### Dataset records

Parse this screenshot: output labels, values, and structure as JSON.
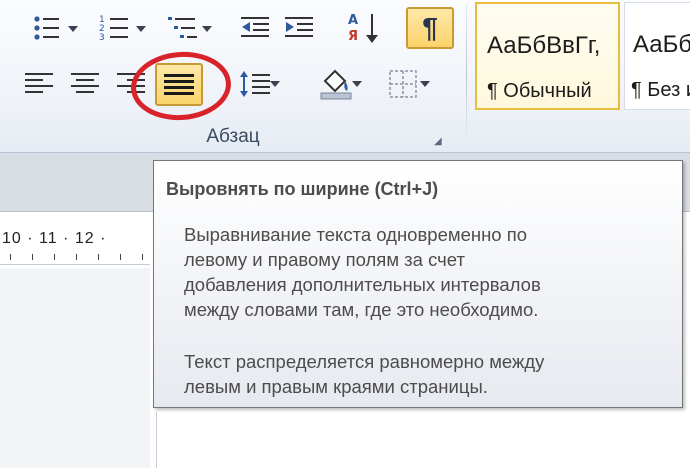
{
  "ribbon": {
    "paragraph_group_label": "Абзац",
    "show_marks_glyph": "¶",
    "buttons": {
      "bullets": "bullet-list-icon",
      "numbering": "numbered-list-icon",
      "multilevel": "multilevel-list-icon",
      "decrease_indent": "decrease-indent-icon",
      "increase_indent": "increase-indent-icon",
      "sort": "sort-icon",
      "align_left": "align-left-icon",
      "align_center": "align-center-icon",
      "align_right": "align-right-icon",
      "justify": "justify-icon",
      "line_spacing": "line-spacing-icon",
      "shading": "shading-icon",
      "borders": "borders-icon"
    },
    "sort_letters": {
      "top": "А",
      "bottom": "Я"
    }
  },
  "styles": [
    {
      "sample": "АаБбВвГг,",
      "name": "¶ Обычный",
      "selected": true
    },
    {
      "sample": "АаБб",
      "name": "¶ Без и",
      "selected": false
    }
  ],
  "ruler": {
    "text": "10 · 11 · 12 ·"
  },
  "tooltip": {
    "title": "Выровнять по ширине (Ctrl+J)",
    "paragraph1": [
      "Выравнивание текста одновременно по",
      "левому и правому полям за счет",
      "добавления дополнительных интервалов",
      "между словами там, где это необходимо."
    ],
    "paragraph2": [
      "Текст распределяется равномерно между",
      "левым и правым краями страницы."
    ]
  },
  "colors": {
    "highlight_fill": "#fbd36a",
    "highlight_border": "#c79a35",
    "annotation_ring": "#d9232b",
    "tooltip_text": "#4c4c4c"
  }
}
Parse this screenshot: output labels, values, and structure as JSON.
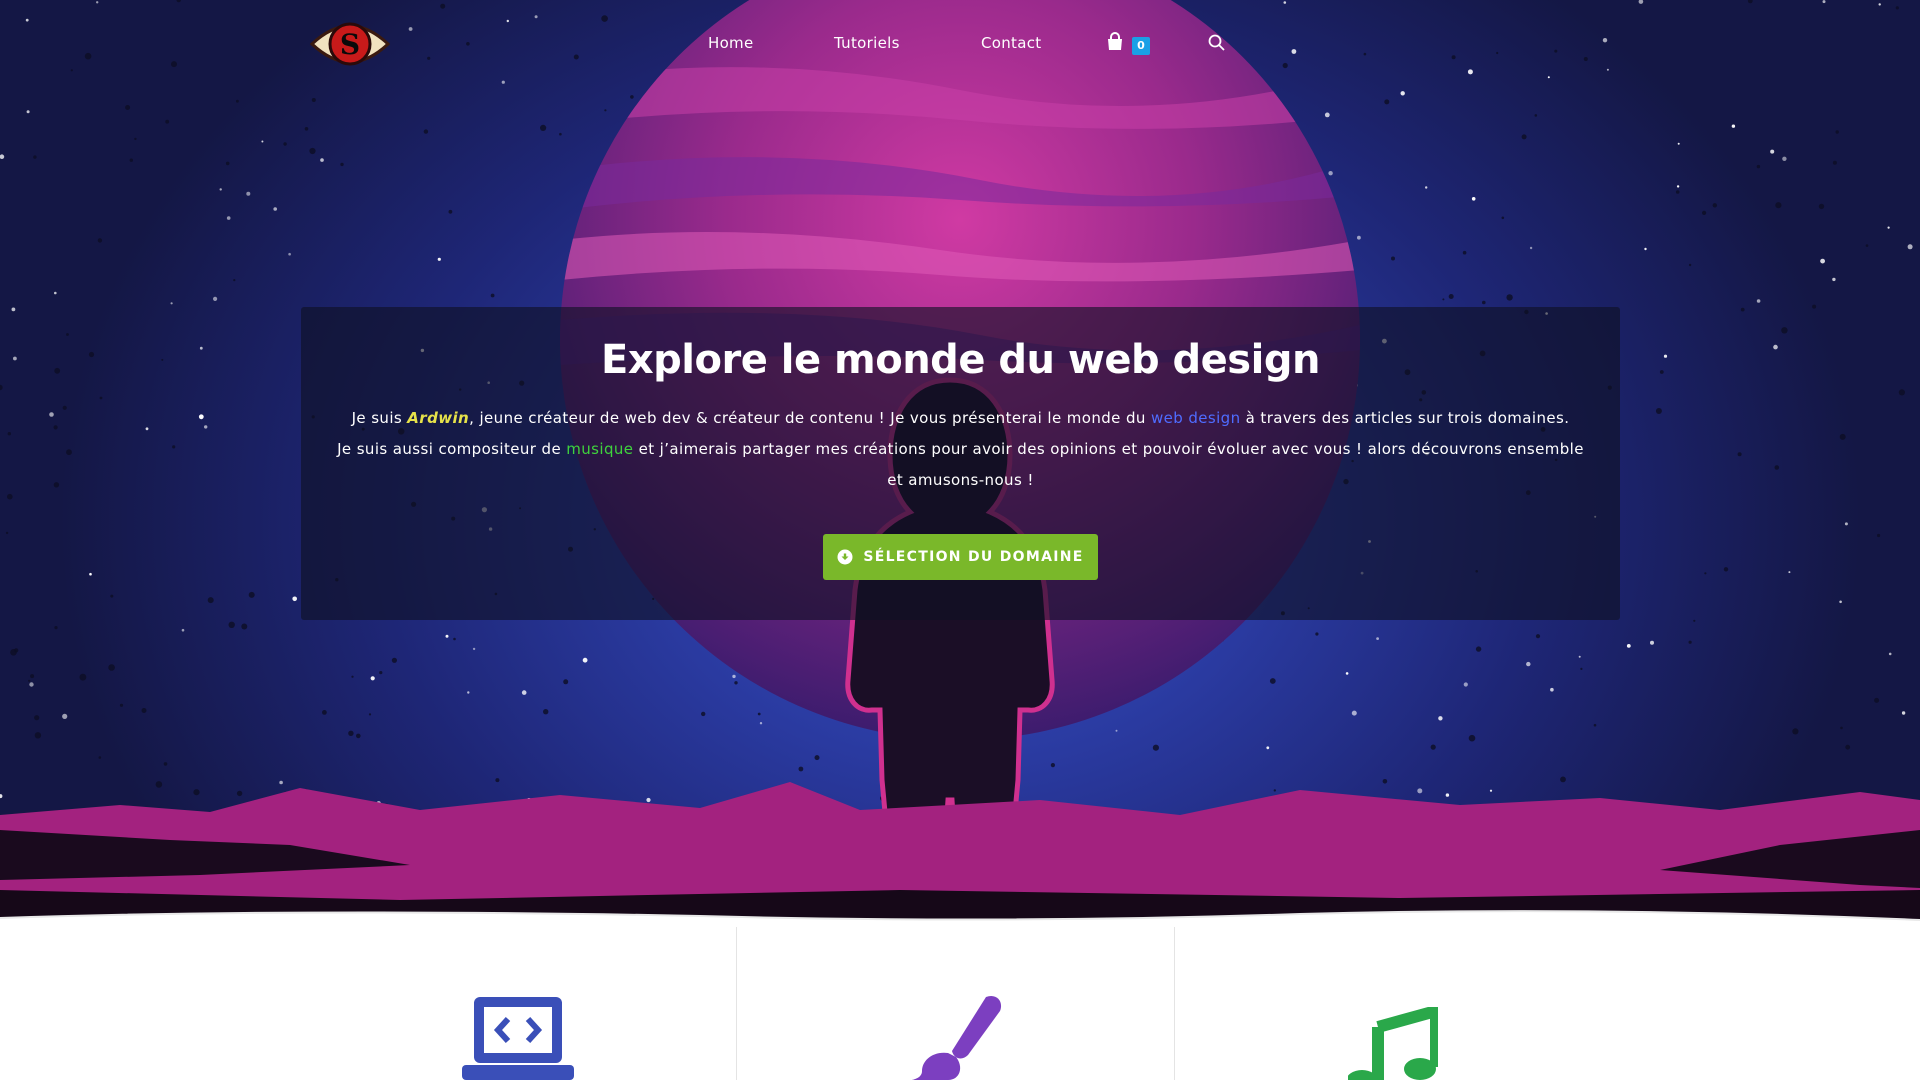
{
  "nav": {
    "items": [
      {
        "label": "Home"
      },
      {
        "label": "Tutoriels"
      },
      {
        "label": "Contact"
      }
    ],
    "cart_count": "0",
    "cart_badge_color": "#1aa0e6",
    "icons": [
      "logo-eye-s",
      "shopping-bag-icon",
      "search-icon"
    ]
  },
  "hero": {
    "title": "Explore le monde du web design",
    "line1": {
      "pre": "Je suis ",
      "name": "Ardwin",
      "mid": ", jeune créateur de web dev & créateur de contenu ! Je vous présenterai le monde du ",
      "link": "web design",
      "post": " à travers des articles sur trois domaines."
    },
    "line2": {
      "pre": "Je suis aussi compositeur de ",
      "link": "musique",
      "post": " et j’aimerais partager mes créations pour avoir des opinions et pouvoir évoluer avec vous ! alors découvrons ensemble et amusons-nous !"
    },
    "cta_label": "SÉLECTION DU DOMAINE",
    "cta_color": "#7ab82a"
  },
  "domains": [
    {
      "icon": "laptop-code-icon",
      "color": "#3a4fb8"
    },
    {
      "icon": "paint-brush-icon",
      "color": "#7c3fc0"
    },
    {
      "icon": "music-note-icon",
      "color": "#2aa84a"
    }
  ],
  "colors": {
    "sky_dark": "#141745",
    "sky_light": "#3a56c8",
    "planet": "#a32c8e",
    "terrain": "#a3227f"
  }
}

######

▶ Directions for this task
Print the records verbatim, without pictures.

▶ Task result
Parse this screenshot: output labels, values, and structure as JSON.
{
  "ribbon": {
    "paragraph_group_label": "Абзац",
    "show_marks_glyph": "¶",
    "buttons": {
      "bullets": "bullet-list-icon",
      "numbering": "numbered-list-icon",
      "multilevel": "multilevel-list-icon",
      "decrease_indent": "decrease-indent-icon",
      "increase_indent": "increase-indent-icon",
      "sort": "sort-icon",
      "align_left": "align-left-icon",
      "align_center": "align-center-icon",
      "align_right": "align-right-icon",
      "justify": "justify-icon",
      "line_spacing": "line-spacing-icon",
      "shading": "shading-icon",
      "borders": "borders-icon"
    },
    "sort_letters": {
      "top": "А",
      "bottom": "Я"
    }
  },
  "styles": [
    {
      "sample": "АаБбВвГг,",
      "name": "¶ Обычный",
      "selected": true
    },
    {
      "sample": "АаБб",
      "name": "¶ Без и",
      "selected": false
    }
  ],
  "ruler": {
    "text": "10 · 11 · 12 ·"
  },
  "tooltip": {
    "title": "Выровнять по ширине (Ctrl+J)",
    "paragraph1": [
      "Выравнивание текста одновременно по",
      "левому и правому полям за счет",
      "добавления дополнительных интервалов",
      "между словами там, где это необходимо."
    ],
    "paragraph2": [
      "Текст распределяется равномерно между",
      "левым и правым краями страницы."
    ]
  },
  "colors": {
    "highlight_fill": "#fbd36a",
    "highlight_border": "#c79a35",
    "annotation_ring": "#d9232b",
    "tooltip_text": "#4c4c4c"
  }
}
Parse this screenshot: output labels, values, and structure as JSON.
{
  "nav": {
    "items": [
      {
        "label": "Home"
      },
      {
        "label": "Tutoriels"
      },
      {
        "label": "Contact"
      }
    ],
    "cart_count": "0",
    "cart_badge_color": "#1aa0e6",
    "icons": [
      "logo-eye-s",
      "shopping-bag-icon",
      "search-icon"
    ]
  },
  "hero": {
    "title": "Explore le monde du web design",
    "line1": {
      "pre": "Je suis ",
      "name": "Ardwin",
      "mid": ", jeune créateur de web dev & créateur de contenu ! Je vous présenterai le monde du ",
      "link": "web design",
      "post": " à travers des articles sur trois domaines."
    },
    "line2": {
      "pre": "Je suis aussi compositeur de ",
      "link": "musique",
      "post": " et j’aimerais partager mes créations pour avoir des opinions et pouvoir évoluer avec vous ! alors découvrons ensemble et amusons-nous !"
    },
    "cta_label": "SÉLECTION DU DOMAINE",
    "cta_color": "#7ab82a"
  },
  "domains": [
    {
      "icon": "laptop-code-icon",
      "color": "#3a4fb8"
    },
    {
      "icon": "paint-brush-icon",
      "color": "#7c3fc0"
    },
    {
      "icon": "music-note-icon",
      "color": "#2aa84a"
    }
  ],
  "colors": {
    "sky_dark": "#141745",
    "sky_light": "#3a56c8",
    "planet": "#a32c8e",
    "terrain": "#a3227f"
  }
}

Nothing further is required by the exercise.